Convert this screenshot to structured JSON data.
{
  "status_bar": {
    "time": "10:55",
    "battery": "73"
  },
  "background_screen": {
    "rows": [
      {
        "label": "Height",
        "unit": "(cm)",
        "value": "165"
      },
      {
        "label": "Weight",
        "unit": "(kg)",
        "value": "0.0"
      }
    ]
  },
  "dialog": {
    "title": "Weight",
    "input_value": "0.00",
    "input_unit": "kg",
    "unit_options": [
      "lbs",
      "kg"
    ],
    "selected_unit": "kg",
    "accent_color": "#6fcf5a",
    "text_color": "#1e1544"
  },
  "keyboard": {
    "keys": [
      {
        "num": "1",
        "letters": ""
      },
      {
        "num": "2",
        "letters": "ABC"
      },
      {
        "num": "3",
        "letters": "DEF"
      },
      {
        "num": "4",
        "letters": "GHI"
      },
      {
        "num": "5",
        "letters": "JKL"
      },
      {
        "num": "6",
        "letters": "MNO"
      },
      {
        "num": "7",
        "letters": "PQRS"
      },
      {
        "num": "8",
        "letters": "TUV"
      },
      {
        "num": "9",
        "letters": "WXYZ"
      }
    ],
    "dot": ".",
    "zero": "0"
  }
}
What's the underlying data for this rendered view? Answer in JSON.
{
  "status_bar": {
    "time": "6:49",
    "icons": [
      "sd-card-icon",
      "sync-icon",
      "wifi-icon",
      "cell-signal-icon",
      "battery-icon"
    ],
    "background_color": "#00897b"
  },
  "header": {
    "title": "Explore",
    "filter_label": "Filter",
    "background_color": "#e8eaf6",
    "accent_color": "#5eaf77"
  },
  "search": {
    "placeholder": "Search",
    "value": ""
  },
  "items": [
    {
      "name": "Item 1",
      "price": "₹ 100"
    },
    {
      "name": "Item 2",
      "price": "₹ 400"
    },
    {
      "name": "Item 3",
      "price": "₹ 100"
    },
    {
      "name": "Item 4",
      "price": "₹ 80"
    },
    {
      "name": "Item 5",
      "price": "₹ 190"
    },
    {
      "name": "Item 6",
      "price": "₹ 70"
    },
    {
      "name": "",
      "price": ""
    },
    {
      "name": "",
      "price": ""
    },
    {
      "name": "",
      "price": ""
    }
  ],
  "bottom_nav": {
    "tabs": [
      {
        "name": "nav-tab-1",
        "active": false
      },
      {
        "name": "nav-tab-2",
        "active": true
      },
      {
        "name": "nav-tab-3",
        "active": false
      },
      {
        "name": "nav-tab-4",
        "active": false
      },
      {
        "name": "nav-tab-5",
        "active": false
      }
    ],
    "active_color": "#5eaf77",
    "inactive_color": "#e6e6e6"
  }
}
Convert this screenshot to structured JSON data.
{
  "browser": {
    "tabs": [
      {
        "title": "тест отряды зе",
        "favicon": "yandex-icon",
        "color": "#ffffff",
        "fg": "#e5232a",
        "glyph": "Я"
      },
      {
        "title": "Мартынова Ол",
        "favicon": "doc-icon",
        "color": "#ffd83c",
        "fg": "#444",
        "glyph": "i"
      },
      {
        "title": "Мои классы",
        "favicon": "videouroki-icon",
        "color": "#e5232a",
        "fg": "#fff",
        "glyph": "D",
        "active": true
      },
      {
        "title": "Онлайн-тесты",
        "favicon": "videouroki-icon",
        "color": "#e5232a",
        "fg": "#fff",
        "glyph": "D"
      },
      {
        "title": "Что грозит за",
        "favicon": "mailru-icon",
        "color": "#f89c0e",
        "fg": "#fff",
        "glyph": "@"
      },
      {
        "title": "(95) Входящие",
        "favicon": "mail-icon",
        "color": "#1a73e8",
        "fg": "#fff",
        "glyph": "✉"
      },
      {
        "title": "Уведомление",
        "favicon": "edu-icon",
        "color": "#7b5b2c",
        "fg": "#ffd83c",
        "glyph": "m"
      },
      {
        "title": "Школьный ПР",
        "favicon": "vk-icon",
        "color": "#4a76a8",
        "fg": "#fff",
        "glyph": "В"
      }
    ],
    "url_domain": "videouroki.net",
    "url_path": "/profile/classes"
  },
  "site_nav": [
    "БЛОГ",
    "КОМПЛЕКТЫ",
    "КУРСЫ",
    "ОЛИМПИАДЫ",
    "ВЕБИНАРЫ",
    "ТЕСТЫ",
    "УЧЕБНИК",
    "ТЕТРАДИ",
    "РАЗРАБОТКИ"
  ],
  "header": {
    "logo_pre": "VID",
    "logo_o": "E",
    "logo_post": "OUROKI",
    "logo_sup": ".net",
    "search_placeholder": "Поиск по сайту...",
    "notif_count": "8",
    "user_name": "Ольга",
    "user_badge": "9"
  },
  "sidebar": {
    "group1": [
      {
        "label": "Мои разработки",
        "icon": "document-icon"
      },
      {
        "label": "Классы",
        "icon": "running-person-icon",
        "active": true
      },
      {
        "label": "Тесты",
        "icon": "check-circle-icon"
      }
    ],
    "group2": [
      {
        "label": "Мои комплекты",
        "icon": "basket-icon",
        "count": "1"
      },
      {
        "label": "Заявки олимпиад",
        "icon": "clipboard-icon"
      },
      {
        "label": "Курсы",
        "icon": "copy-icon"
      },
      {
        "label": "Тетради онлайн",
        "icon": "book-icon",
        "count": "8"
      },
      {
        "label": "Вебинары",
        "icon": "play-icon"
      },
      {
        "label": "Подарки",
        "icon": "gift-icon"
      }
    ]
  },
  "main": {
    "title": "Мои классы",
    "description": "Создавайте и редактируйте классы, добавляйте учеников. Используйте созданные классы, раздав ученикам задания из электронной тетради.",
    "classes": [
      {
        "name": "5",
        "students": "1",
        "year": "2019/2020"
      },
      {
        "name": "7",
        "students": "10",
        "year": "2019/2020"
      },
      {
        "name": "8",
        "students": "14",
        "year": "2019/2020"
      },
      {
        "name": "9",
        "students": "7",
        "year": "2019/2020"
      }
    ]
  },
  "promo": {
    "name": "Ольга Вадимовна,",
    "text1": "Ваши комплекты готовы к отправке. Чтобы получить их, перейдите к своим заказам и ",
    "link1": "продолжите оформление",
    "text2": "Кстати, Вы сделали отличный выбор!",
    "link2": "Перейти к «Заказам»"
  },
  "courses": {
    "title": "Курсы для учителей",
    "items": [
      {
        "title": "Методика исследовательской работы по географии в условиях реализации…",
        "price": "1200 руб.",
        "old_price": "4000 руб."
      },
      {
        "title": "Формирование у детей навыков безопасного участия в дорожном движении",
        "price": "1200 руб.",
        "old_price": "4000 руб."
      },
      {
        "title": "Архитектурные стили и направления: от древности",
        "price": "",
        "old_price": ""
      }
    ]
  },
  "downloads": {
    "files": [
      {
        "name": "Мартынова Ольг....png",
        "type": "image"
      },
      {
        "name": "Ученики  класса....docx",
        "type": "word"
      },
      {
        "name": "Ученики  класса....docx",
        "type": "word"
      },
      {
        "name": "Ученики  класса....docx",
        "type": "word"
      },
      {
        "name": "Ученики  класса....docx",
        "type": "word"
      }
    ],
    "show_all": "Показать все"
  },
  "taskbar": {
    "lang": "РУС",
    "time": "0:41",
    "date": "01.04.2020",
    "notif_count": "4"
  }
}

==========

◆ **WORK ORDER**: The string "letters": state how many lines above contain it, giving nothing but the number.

◆ **SOLUTION TO THE EXERCISE**: 9